|The Derickson Farm, pre-development|
William sold the Justis House in 1884, perhaps in response to the death of his mother in 1882. The next time that the home farm changed hands was in 1891, when Joseph sold it to William. William may have already moved back home by that point (the missing 1890 Census would have helped), but I think the real reason it was sold to him was to keep the farm in the family. Joseph Derickson never married, so he had no heirs to pass the house to. William did. In 1900, he did.
The next owner of the Derickson Farm was William's son, Leslie Derickson (1862-1942). By this point, the property was one tract of 126 acres, along both sides of McKennans Church Road. Three years after purchasing the family farm, Les enlarged the now possibly hundred year old house by adding the frame section on the left (west) end of the original stone home. He lived the rest of his life there, only selling it in 1941, a year before his death. As a side note, tracking ownership through the Derickson era is relatively easy, as the the farm was always sold, not inherited.
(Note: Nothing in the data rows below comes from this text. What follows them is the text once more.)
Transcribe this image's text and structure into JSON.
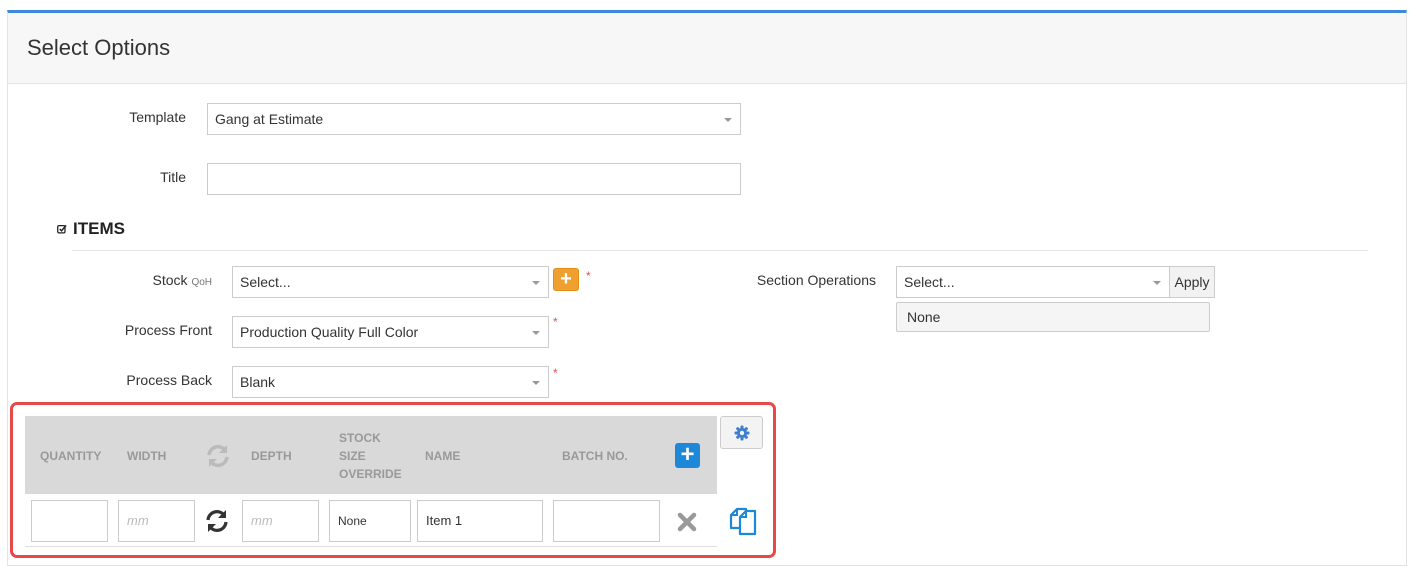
{
  "header": {
    "title": "Select Options"
  },
  "form": {
    "template": {
      "label": "Template",
      "value": "Gang at Estimate"
    },
    "title": {
      "label": "Title",
      "value": ""
    }
  },
  "items_section": {
    "title": "ITEMS"
  },
  "stock": {
    "label": "Stock",
    "sublabel": "QoH",
    "value": "Select...",
    "required_mark": "*"
  },
  "process_front": {
    "label": "Process Front",
    "value": "Production Quality Full Color",
    "required_mark": "*"
  },
  "process_back": {
    "label": "Process Back",
    "value": "Blank",
    "required_mark": "*"
  },
  "section_operations": {
    "label": "Section Operations",
    "value": "Select...",
    "apply_label": "Apply",
    "dropdown_option": "None"
  },
  "table": {
    "headers": {
      "quantity": "QUANTITY",
      "width": "WIDTH",
      "depth": "DEPTH",
      "stock_size_override": [
        "STOCK",
        "SIZE",
        "OVERRIDE"
      ],
      "name": "NAME",
      "batch_no": "BATCH NO."
    },
    "row": {
      "quantity": "",
      "width_placeholder": "mm",
      "depth_placeholder": "mm",
      "stock_size_override": "None",
      "name": "Item 1",
      "batch_no": ""
    }
  },
  "colors": {
    "accent": "#3c8ade",
    "highlight": "#e84848",
    "add_orange": "#f0a030",
    "add_blue": "#1e88d8"
  }
}
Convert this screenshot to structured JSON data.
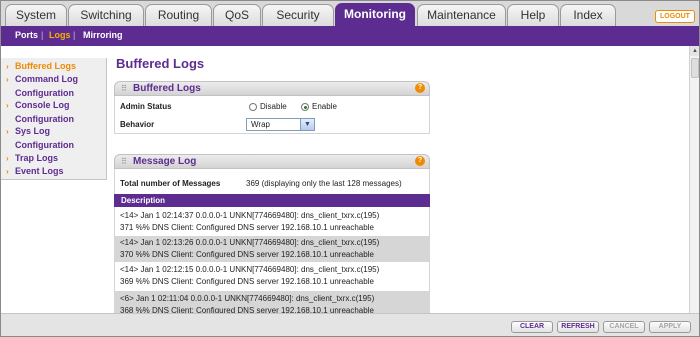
{
  "top_tabs": [
    {
      "label": "System"
    },
    {
      "label": "Switching"
    },
    {
      "label": "Routing"
    },
    {
      "label": "QoS"
    },
    {
      "label": "Security"
    },
    {
      "label": "Monitoring"
    },
    {
      "label": "Maintenance"
    },
    {
      "label": "Help"
    },
    {
      "label": "Index"
    }
  ],
  "active_tab": "Monitoring",
  "logout_label": "LOGOUT",
  "sub_nav": {
    "items": [
      {
        "label": "Ports"
      },
      {
        "label": "Logs"
      },
      {
        "label": "Mirroring"
      }
    ],
    "active": "Logs",
    "separator": "|"
  },
  "sidebar": {
    "items": [
      {
        "label": "Buffered Logs"
      },
      {
        "label": "Command Log",
        "label2": "Configuration"
      },
      {
        "label": "Console Log",
        "label2": "Configuration"
      },
      {
        "label": "Sys Log",
        "label2": "Configuration"
      },
      {
        "label": "Trap Logs"
      },
      {
        "label": "Event Logs"
      }
    ],
    "active": "Buffered Logs",
    "arrow": "›"
  },
  "page_title": "Buffered Logs",
  "buffered_panel": {
    "title": "Buffered Logs",
    "admin_status": {
      "label": "Admin Status",
      "options": [
        "Disable",
        "Enable"
      ],
      "selected": "Enable"
    },
    "behavior": {
      "label": "Behavior",
      "value": "Wrap"
    }
  },
  "message_panel": {
    "title": "Message Log",
    "total_label": "Total number of Messages",
    "total_value": "369 (displaying only the last 128 messages)",
    "column_header": "Description",
    "rows": [
      {
        "line1": "<14> Jan 1 02:14:37 0.0.0.0-1 UNKN[774669480]: dns_client_txrx.c(195)",
        "line2": "371 %% DNS Client: Configured DNS server 192.168.10.1 unreachable"
      },
      {
        "line1": "<14> Jan 1 02:13:26 0.0.0.0-1 UNKN[774669480]: dns_client_txrx.c(195)",
        "line2": "370 %% DNS Client: Configured DNS server 192.168.10.1 unreachable"
      },
      {
        "line1": "<14> Jan 1 02:12:15 0.0.0.0-1 UNKN[774669480]: dns_client_txrx.c(195)",
        "line2": "369 %% DNS Client: Configured DNS server 192.168.10.1 unreachable"
      },
      {
        "line1": "<6> Jan 1 02:11:04 0.0.0.0-1 UNKN[774669480]: dns_client_txrx.c(195)",
        "line2": "368 %% DNS Client: Configured DNS server 192.168.10.1 unreachable"
      }
    ]
  },
  "help_icon_glyph": "?",
  "bottom_buttons": [
    {
      "label": "CLEAR",
      "enabled": true
    },
    {
      "label": "REFRESH",
      "enabled": true
    },
    {
      "label": "CANCEL",
      "enabled": false
    },
    {
      "label": "APPLY",
      "enabled": false
    }
  ],
  "colors": {
    "brand_purple": "#5d2c91",
    "accent_orange": "#f08a00",
    "active_subnav": "#f9b000"
  }
}
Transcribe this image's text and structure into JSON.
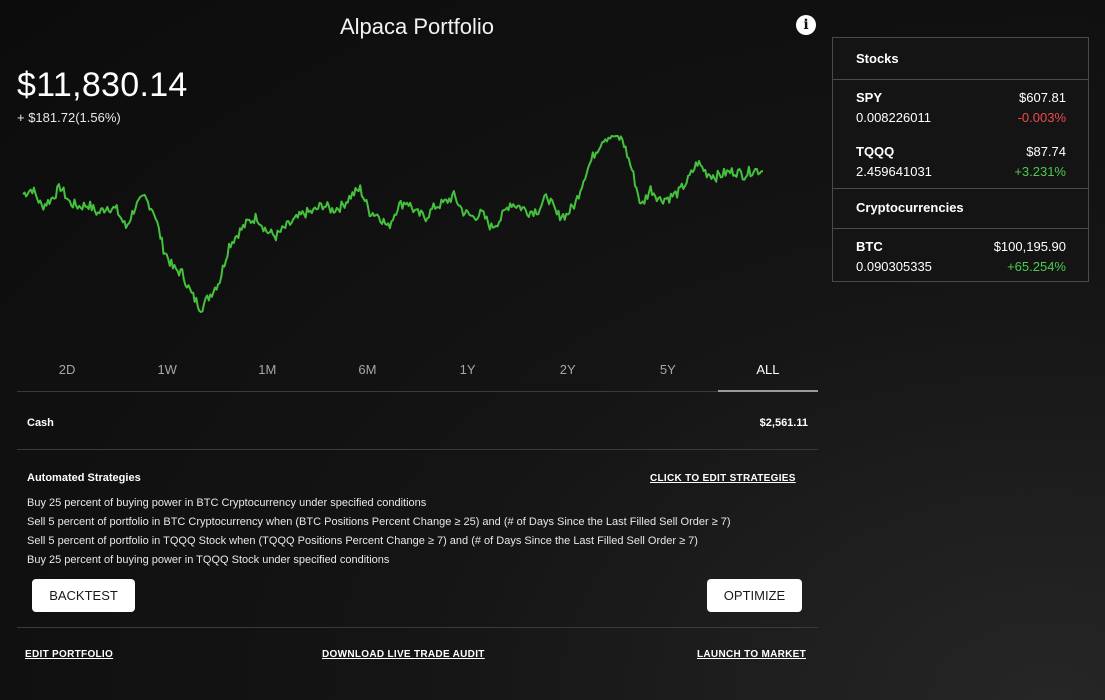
{
  "header": {
    "title": "Alpaca Portfolio",
    "info_icon": "info-icon"
  },
  "portfolio": {
    "total_value": "$11,830.14",
    "change": "+ $181.72(1.56%)"
  },
  "chart_data": {
    "type": "line",
    "line_color": "#44c13d",
    "grid": false,
    "y_range": [
      0,
      100
    ],
    "series": [
      {
        "values": [
          67,
          70,
          60,
          64,
          71,
          62,
          60,
          61,
          56,
          60,
          58,
          48,
          60,
          65,
          57,
          36,
          25,
          22,
          10,
          2,
          10,
          18,
          38,
          45,
          51,
          54,
          46,
          43,
          48,
          52,
          56,
          57,
          61,
          58,
          60,
          66,
          70,
          57,
          55,
          48,
          60,
          63,
          56,
          54,
          60,
          62,
          66,
          57,
          54,
          56,
          48,
          53,
          62,
          60,
          57,
          58,
          66,
          55,
          55,
          62,
          78,
          90,
          99,
          100,
          98,
          81,
          60,
          70,
          64,
          65,
          68,
          75,
          85,
          79,
          77,
          79,
          80,
          78,
          81,
          80
        ]
      }
    ],
    "notes": "Portfolio value history (relative scale, no axis labels shown)"
  },
  "range_tabs": [
    {
      "label": "2D",
      "active": false
    },
    {
      "label": "1W",
      "active": false
    },
    {
      "label": "1M",
      "active": false
    },
    {
      "label": "6M",
      "active": false
    },
    {
      "label": "1Y",
      "active": false
    },
    {
      "label": "2Y",
      "active": false
    },
    {
      "label": "5Y",
      "active": false
    },
    {
      "label": "ALL",
      "active": true
    }
  ],
  "cash": {
    "label": "Cash",
    "value": "$2,561.11"
  },
  "strategies": {
    "title": "Automated Strategies",
    "edit_link": "CLICK TO EDIT STRATEGIES",
    "items": [
      "Buy 25 percent of buying power in BTC Cryptocurrency under specified conditions",
      "Sell 5 percent of portfolio in BTC Cryptocurrency when (BTC Positions Percent Change ≥ 25) and (# of Days Since the Last Filled Sell Order ≥ 7)",
      "Sell 5 percent of portfolio in TQQQ Stock when (TQQQ Positions Percent Change ≥ 7) and (# of Days Since the Last Filled Sell Order ≥ 7)",
      "Buy 25 percent of buying power in TQQQ Stock under specified conditions"
    ]
  },
  "buttons": {
    "backtest": "BACKTEST",
    "optimize": "OPTIMIZE"
  },
  "footer": {
    "edit_portfolio": "EDIT PORTFOLIO",
    "download_audit": "DOWNLOAD LIVE TRADE AUDIT",
    "launch": "LAUNCH TO MARKET"
  },
  "holdings": {
    "stocks_title": "Stocks",
    "stocks": [
      {
        "symbol": "SPY",
        "price": "$607.81",
        "quantity": "0.008226011",
        "change": "-0.003%",
        "direction": "negative"
      },
      {
        "symbol": "TQQQ",
        "price": "$87.74",
        "quantity": "2.459641031",
        "change": "+3.231%",
        "direction": "positive"
      }
    ],
    "crypto_title": "Cryptocurrencies",
    "crypto": [
      {
        "symbol": "BTC",
        "price": "$100,195.90",
        "quantity": "0.090305335",
        "change": "+65.254%",
        "direction": "positive"
      }
    ]
  },
  "colors": {
    "positive": "#4ec94e",
    "negative": "#ee4b4b",
    "chart_line": "#44c13d"
  }
}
The one exception being when Zachariah died, but even then the farm was sold the following year.
|The Derickson barn and some of Jim Sr's Guernsey cows|
The last Derickson to purchase the old homestead was James L. Derickson, Sr. (1898-1977). By the time he purchased, only a month prior to America's entry into World War II, Big changes were either underway or on the horizon. Smaller dairy farms such as his were already having trouble competing against larger competitors. Then, in the years following the war, seismic changes would come to the complexion of Mill Creek Hundred. The 1950's and 60's would see many of the old farms sold off to make way for the housing developments that many of us grew up in. That would be the ultimate fate of at least part of the land that Samuel Montgomery bought back in 1766.
In 1957, Jim, Sr. was approached by developer Frank Robino, who had just built nearby Sherwood Park. Reluctantly, Derickson sold 110 acres to Robino for what would become Sherwood Park II. He held on to the family home, though, as well as three acres around it. He lived the rest of his life there, and in 1977 became the final Derickson to both be born and die in the old home. His widow Mildred sold the house the following year, ending the family's tenure there. As I mentioned at the beginning, though, they're not completely gone.
|Late 1950's aerial of an almost completed Sherwood Park II|
When Sherwood Park II was being laid out, James' son Jim Derickson, Jr. picked out a nice spot in the new community and purchased a house there. He raised his family in his new home and still lives there today, the last Derickson on the old farm. The story is far from over, though, and the future looks bright. The Dericksons are rightfully proud of their family history, and are very knowledgeable about it. As for the Zachariah Derickson House itself, it was sold recently and the new owners are very interested in preserving the history of the home. It was actually a message from them that prompted these posts in the first place. I have no doubt that the house will continue to be a happy home for many years to come.